Perhaps the most interesting thing about this new form of stress relief, kite flying, is that it is relatively inexpensive and also is kind of a “purposeless” activity – after all, what point is there in putting a piece of fabric up in the air? Other than the shear enjoyment of kite flying, and watching as kites soar across the sky, there is no real purpose. That; however, is exactly what makes it so great. Sure, it’s tough (sometimes very tough) to get the real world buzz (which is more often a full-blown roar) out of one’s head, but flying a kite can sometimes dull the steady, incessant noise of life’s major problems. Another interesting element is that flying kites leads to meeting other people who have smiles on their faces which, of course, can be contagious. If for no other reason than that, flying is very gratifying. 

Junction, Texas, here I come! (BTW, I had no idea where Junction, TX is – it appears as if it’s in a rather isolated location with lots of quiet – sounds good to me.)

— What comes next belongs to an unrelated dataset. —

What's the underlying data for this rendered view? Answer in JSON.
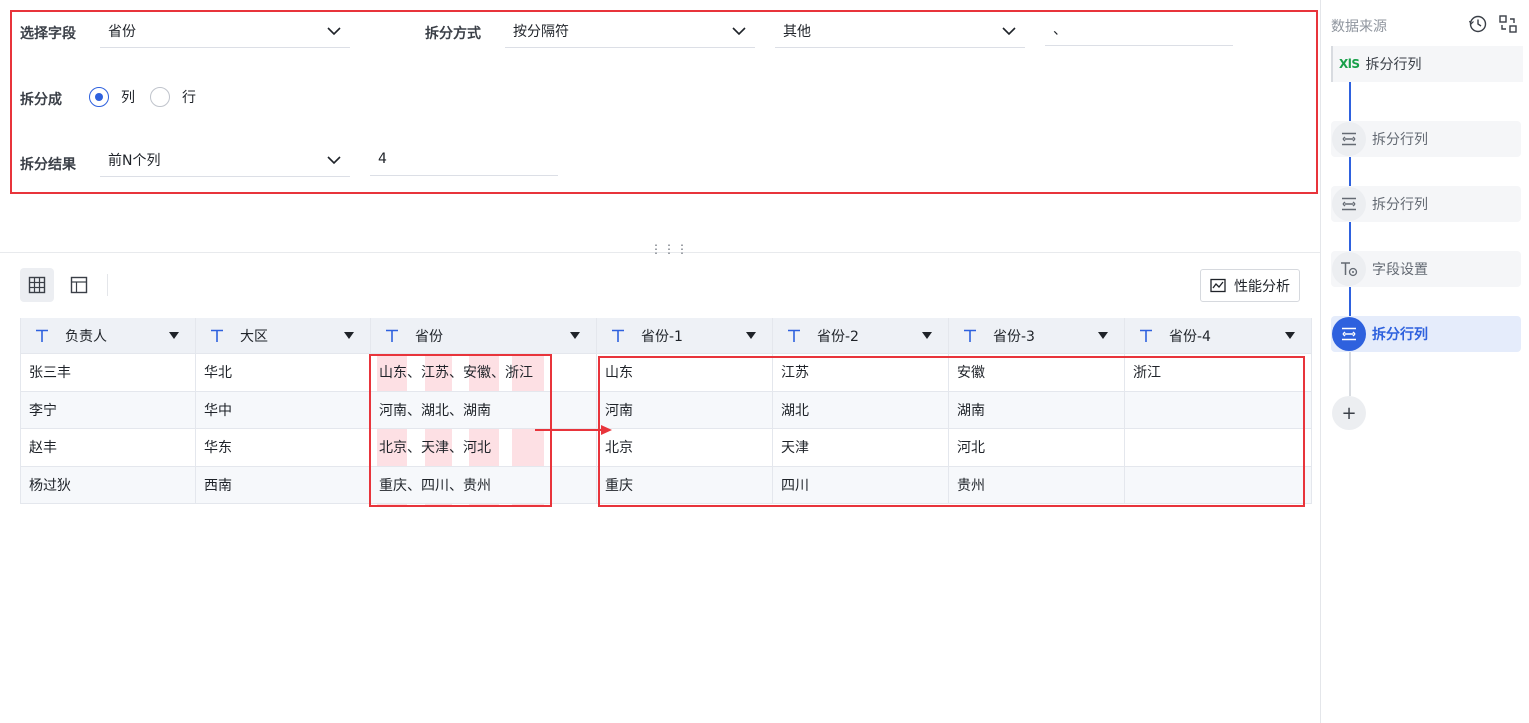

Le Frog and the Rev 1.5

Le Frog
Originally uploaded by Bassoon Man.

Isn’t this great – flying frogs! The one pictured here is a “small” one – only ten feet long. This lovely creature was launched on Sunday (three days ago) when my boy and I went to Huntington Beach to fly our new Rev 1.5. A video, created by my cell phone (isn’t technology great?!), was posted earlier. As noted, there wasn’t much wind so our flying experiences were limited. Just the same, I was still able to capture a few photographs as evidenced by this picture.

As previously mentioned, my boy was the one who spent most of the time trying to fly the Rev 1.5 on Sunday. I took a jaunt down to the beach the next day (Monday) with the hope that there might be enough wind for me to try but alas, that wasn’t to be. I returned yesterday fully expecting there to be no wind again but I was wrong! While there wasn’t a lot, there was a sudden change in weather and the beach was very foggy – and there was enough wind for me to actually get the Rev 1.5 airborne. To say the least, it was a blast! Of course, I’m still a beginner but the fact that I was able to get the kite up was a great accomplishment (at least for me).

The most difficult time I had was with launching the kite. Once airborne, the kite is extremely sensitive to the manner in which the lines (there are four) are manipulated. The instructions stated that it’s best to get the kite as high as possible and attempt to keep it there. That was a bit more of a challenge because once the kite reached its maximum altitude, it seemed to want to stall and come down – I had to move the kite from side to side in order to keep it aloft. Of course, this may have been due to the wind conditions but I don’t have enough experience yet to say with any certainty.